The Oregonian is reporting more than one thousand strikes off the Oregon coast Sunday night, but the storm in the Newport areas was gone by 3 a.m.
“We never get that here,” Christine said. “This was rare.”
Christine and her boyfriend, Robert Thornton, comprise the Newport band Cat Fight. They were performing in the 100-degree heat of Portland on Saturday night, only to witness the massive lightning show there after their set was finished.
“It was huge,” Thornton said. “There were all these bolts of lightning everywhere.”
Now, the Oregon coast is in for more, as the National Weather Service (NWS) has issued a special weather statement for a big rain and windstorm for Tuesday and Wednesday. The NWS called it an “unseasonably strong weather system.”
Gale warnings are in effect, and gusts up to 50 mph will hit the Oregon coast, probably beginning Tuesday afternoon. “The storm is remarkably similar to winter type systems and will produce strong winds,” said the NWS.
The strongest winds are expected Tuesday night on the coast, with the headlands seeing the higher gusts. Coastal cities may see only 30 mph gusts. That is considered light for any storm by coastal residents, but even tourists from the valley won't be disturbed by it.
The coast range will see heavier precipitation, perhaps one to two inches of rainfall.
Hagestedt reported encountering a brief storm between Yachats and Newport on Saturday night, which blew lots of debris around the highway. He estimated winds were around 30 mph at that time. That storm was inexplicably gone by the time he got just north of Waldport.

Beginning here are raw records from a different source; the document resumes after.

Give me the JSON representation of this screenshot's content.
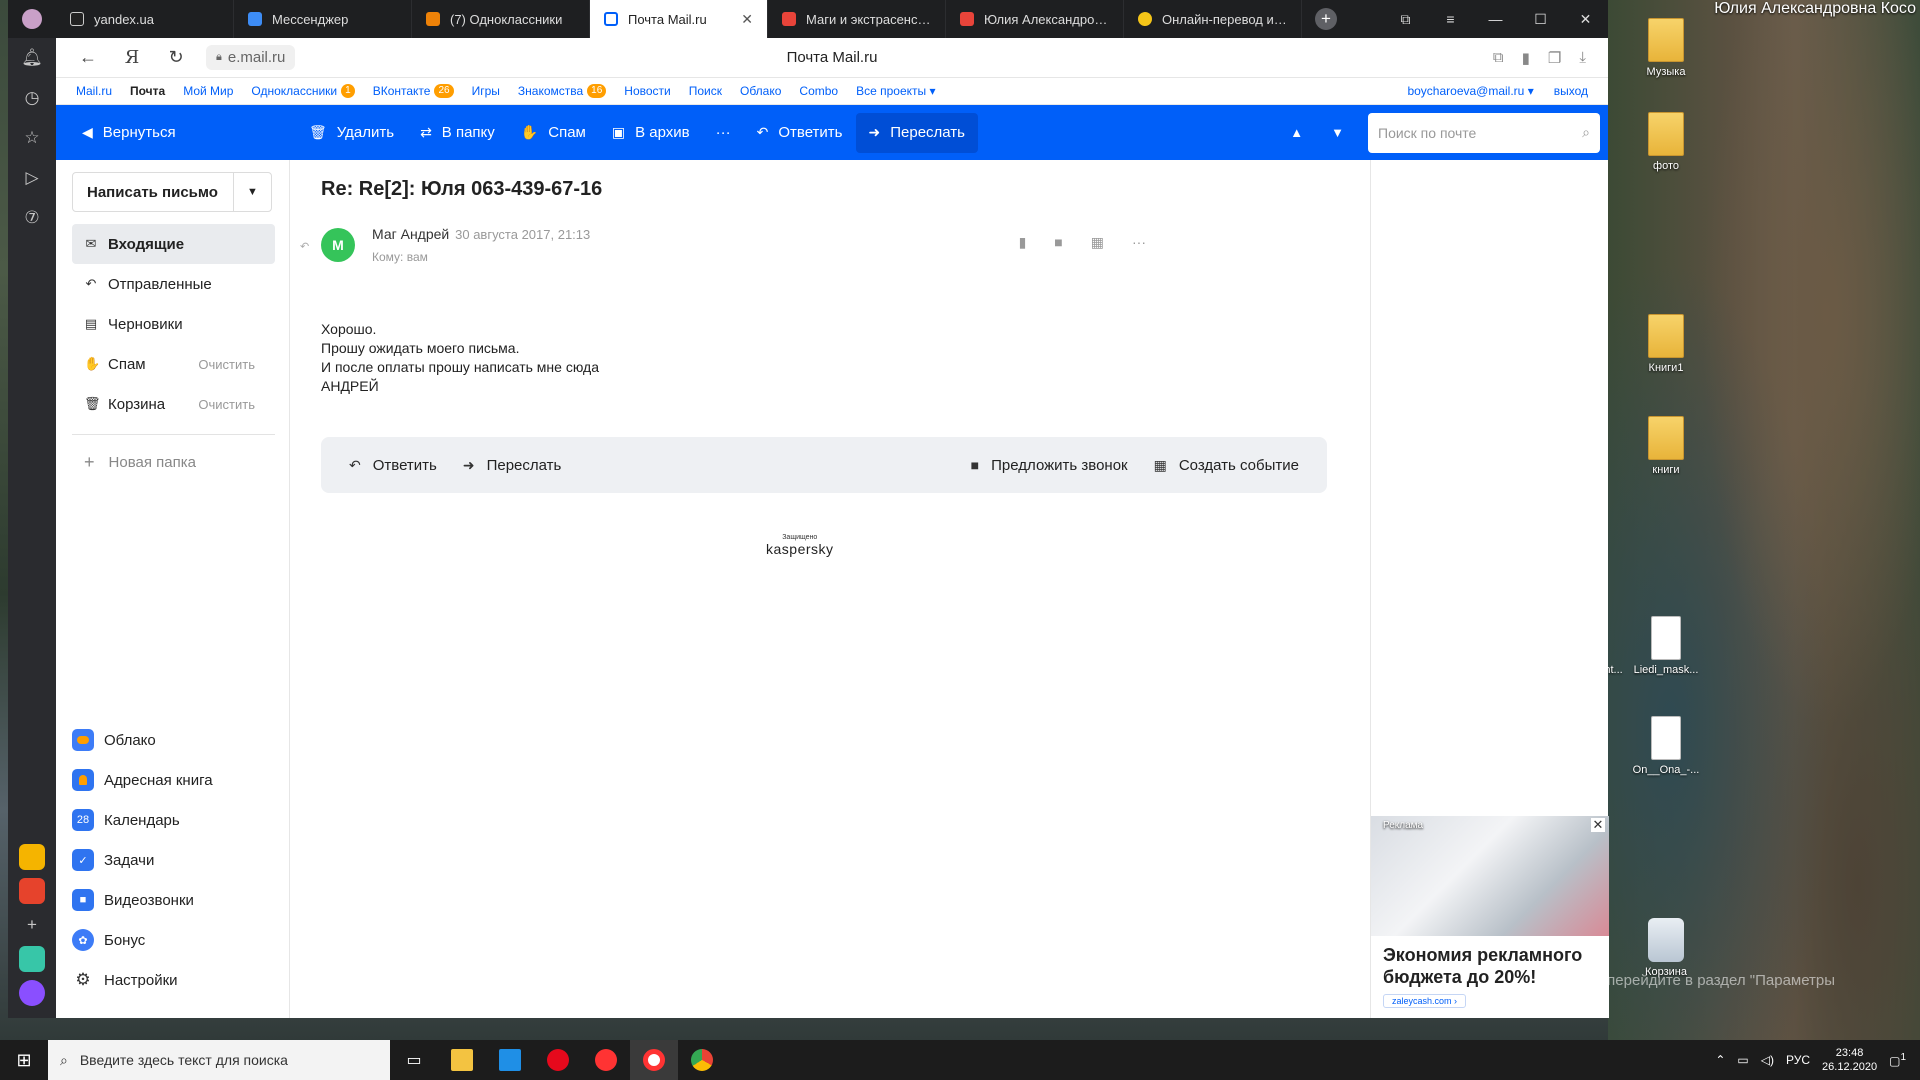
{
  "desktop": {
    "user_name": "Юлия Александровна Косо",
    "watermark": "Windows, перейдите в раздел \"Параметры",
    "icons": [
      {
        "label": "Музыка",
        "kind": "folder"
      },
      {
        "label": "фото",
        "kind": "folder"
      },
      {
        "label": "Книги1",
        "kind": "folder"
      },
      {
        "label": "книги",
        "kind": "folder"
      },
      {
        "label": "Linden_Cht...",
        "kind": "doc"
      },
      {
        "label": "Liedi_mask...",
        "kind": "doc"
      },
      {
        "label": "On__Ona_-...",
        "kind": "doc"
      },
      {
        "label": "Корзина",
        "kind": "bin"
      }
    ]
  },
  "browser": {
    "tabs": [
      {
        "label": "yandex.ua",
        "icon": "page-icon",
        "color": "#ffffff",
        "active": false
      },
      {
        "label": "Мессенджер",
        "icon": "messenger-icon",
        "color": "#3d8cf5",
        "active": false
      },
      {
        "label": "(7) Одноклассники",
        "icon": "ok-icon",
        "color": "#ee8208",
        "active": false
      },
      {
        "label": "Почта Mail.ru",
        "icon": "mail-icon",
        "color": "#005ff9",
        "active": true
      },
      {
        "label": "Маги и экстрасенсы: г",
        "icon": "site-icon",
        "color": "#e8443a",
        "active": false
      },
      {
        "label": "Юлия Александровна",
        "icon": "site-icon",
        "color": "#e8443a",
        "active": false
      },
      {
        "label": "Онлайн-перевод из к",
        "icon": "translate-icon",
        "color": "#f5c518",
        "active": false
      }
    ],
    "tab_close": "✕",
    "new_tab": "+",
    "window_controls": [
      "⧉",
      "≡",
      "—",
      "☐",
      "✕"
    ],
    "url": "e.mail.ru",
    "page_title": "Почта Mail.ru",
    "yandex_logo": "Я"
  },
  "portal": {
    "links": [
      {
        "label": "Mail.ru",
        "badge": ""
      },
      {
        "label": "Почта",
        "badge": "",
        "current": true
      },
      {
        "label": "Мой Мир",
        "badge": ""
      },
      {
        "label": "Одноклассники",
        "badge": "1"
      },
      {
        "label": "ВКонтакте",
        "badge": "26"
      },
      {
        "label": "Игры",
        "badge": ""
      },
      {
        "label": "Знакомства",
        "badge": "16"
      },
      {
        "label": "Новости",
        "badge": ""
      },
      {
        "label": "Поиск",
        "badge": ""
      },
      {
        "label": "Облако",
        "badge": ""
      },
      {
        "label": "Combo",
        "badge": ""
      },
      {
        "label": "Все проекты ▾",
        "badge": ""
      }
    ],
    "user_email": "boycharoeva@mail.ru ▾",
    "logout": "выход"
  },
  "toolbar": {
    "back": "Вернуться",
    "delete": "Удалить",
    "to_folder": "В папку",
    "spam": "Спам",
    "archive": "В архив",
    "more": "···",
    "reply": "Ответить",
    "forward": "Переслать",
    "search_placeholder": "Поиск по почте"
  },
  "sidebar": {
    "compose": "Написать письмо",
    "folders": [
      {
        "label": "Входящие",
        "icon": "inbox-icon",
        "glyph": "✉",
        "action": "",
        "active": true
      },
      {
        "label": "Отправленные",
        "icon": "sent-icon",
        "glyph": "↶",
        "action": "",
        "active": false
      },
      {
        "label": "Черновики",
        "icon": "drafts-icon",
        "glyph": "▤",
        "action": "",
        "active": false
      },
      {
        "label": "Спам",
        "icon": "spam-icon",
        "glyph": "✋",
        "action": "Очистить",
        "active": false
      },
      {
        "label": "Корзина",
        "icon": "trash-icon",
        "glyph": "🗑",
        "action": "Очистить",
        "active": false
      }
    ],
    "new_folder": "Новая папка",
    "apps": [
      {
        "label": "Облако",
        "icon": "cloud-icon",
        "color": "#3d7cf7"
      },
      {
        "label": "Адресная книга",
        "icon": "contacts-icon",
        "color": "#2f74f0"
      },
      {
        "label": "Календарь",
        "icon": "calendar-icon",
        "color": "#2f74f0",
        "glyph": "28"
      },
      {
        "label": "Задачи",
        "icon": "tasks-icon",
        "color": "#2f74f0",
        "glyph": "✓"
      },
      {
        "label": "Видеозвонки",
        "icon": "video-icon",
        "color": "#2f74f0",
        "glyph": "■"
      },
      {
        "label": "Бонус",
        "icon": "bonus-icon",
        "color": "#3d7cf7",
        "glyph": "✿"
      },
      {
        "label": "Настройки",
        "icon": "settings-icon",
        "color": "#ffffff",
        "glyph": "⚙"
      }
    ]
  },
  "message": {
    "subject": "Re: Re[2]: Юля 063-439-67-16",
    "avatar_letter": "М",
    "sender": "Маг Андрей",
    "date": "30 августа 2017, 21:13",
    "to": "Кому: вам",
    "body": [
      "Хорошо.",
      "Прошу ожидать моего письма.",
      "И после оплаты прошу написать мне сюда",
      "АНДРЕЙ"
    ],
    "actions": {
      "reply": "Ответить",
      "forward": "Переслать",
      "call": "Предложить звонок",
      "event": "Создать событие"
    },
    "protected": "Защищено",
    "kaspersky": "kaspersky"
  },
  "ad": {
    "label": "Реклама",
    "close": "✕",
    "title": "Экономия рекламного бюджета до 20%!",
    "link": "zaleycash.com ›"
  },
  "taskbar": {
    "search_placeholder": "Введите здесь текст для поиска",
    "lang": "РУС",
    "time": "23:48",
    "date": "26.12.2020",
    "notifications": "1"
  }
}
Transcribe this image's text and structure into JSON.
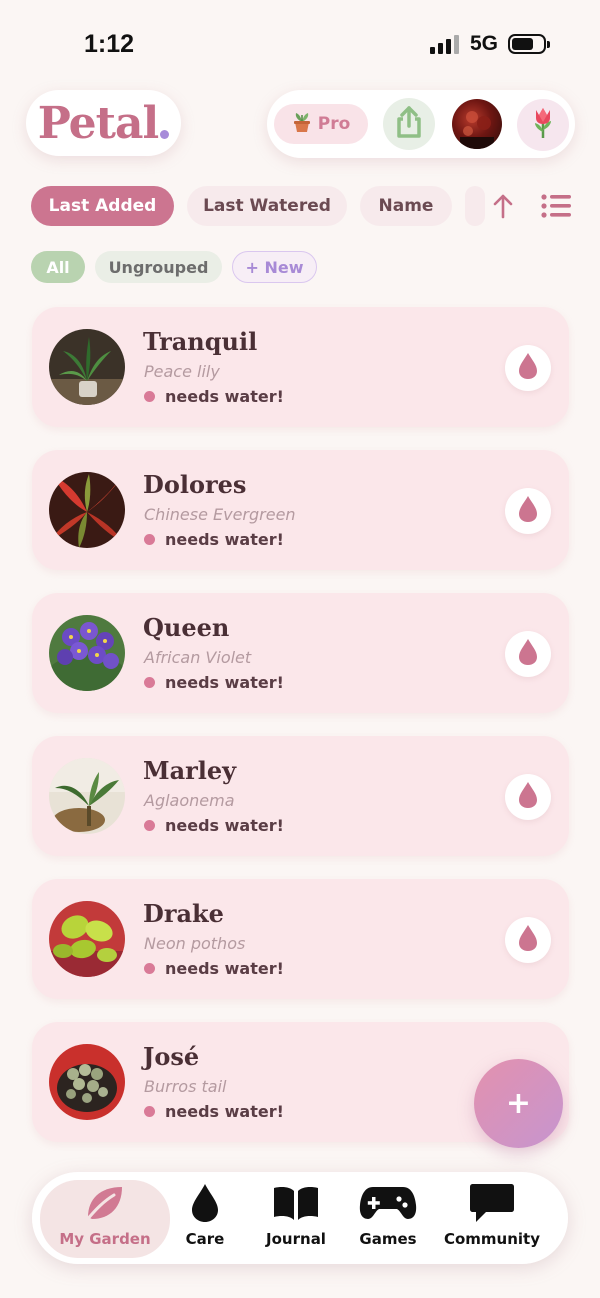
{
  "status_bar": {
    "time": "1:12",
    "network": "5G"
  },
  "header": {
    "logo": "Petal",
    "pro_label": "Pro",
    "pro_icon": "potted-plant-icon",
    "share_icon": "share-icon",
    "tulip_icon": "tulip-icon"
  },
  "sort": {
    "options": [
      "Last Added",
      "Last Watered",
      "Name"
    ],
    "active": "Last Added",
    "direction_icon": "arrow-up-icon",
    "view_icon": "list-view-icon"
  },
  "groups": {
    "options": [
      "All",
      "Ungrouped"
    ],
    "new_label": "+ New"
  },
  "plants": [
    {
      "name": "Tranquil",
      "species": "Peace lily",
      "status": "needs water!"
    },
    {
      "name": "Dolores",
      "species": "Chinese Evergreen",
      "status": "needs water!"
    },
    {
      "name": "Queen",
      "species": "African Violet",
      "status": "needs water!"
    },
    {
      "name": "Marley",
      "species": "Aglaonema",
      "status": "needs water!"
    },
    {
      "name": "Drake",
      "species": "Neon pothos",
      "status": "needs water!"
    },
    {
      "name": "José",
      "species": "Burros tail",
      "status": "needs water!"
    }
  ],
  "fab": {
    "label": "+"
  },
  "tabs": [
    {
      "label": "My Garden",
      "icon": "leaf-icon"
    },
    {
      "label": "Care",
      "icon": "water-drop-icon"
    },
    {
      "label": "Journal",
      "icon": "book-icon"
    },
    {
      "label": "Games",
      "icon": "gamepad-icon"
    },
    {
      "label": "Community",
      "icon": "chat-bubble-icon"
    }
  ],
  "colors": {
    "brand": "#c56f88",
    "accent_purple": "#a78bd9",
    "card_bg": "#fbe7ea",
    "status_dot": "#d97a97",
    "background": "#fbf6f4"
  }
}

In Seaside, Donna Weiss, of Weiss’ Paradise Suites, complained about one small storm that knocked the heavy blanket of flowers she has on her motel. She wasn’t looking forward to this new one. “We always get one little storm every summer here that knocks things around,” she said.
Video of Sunday's electrical storm in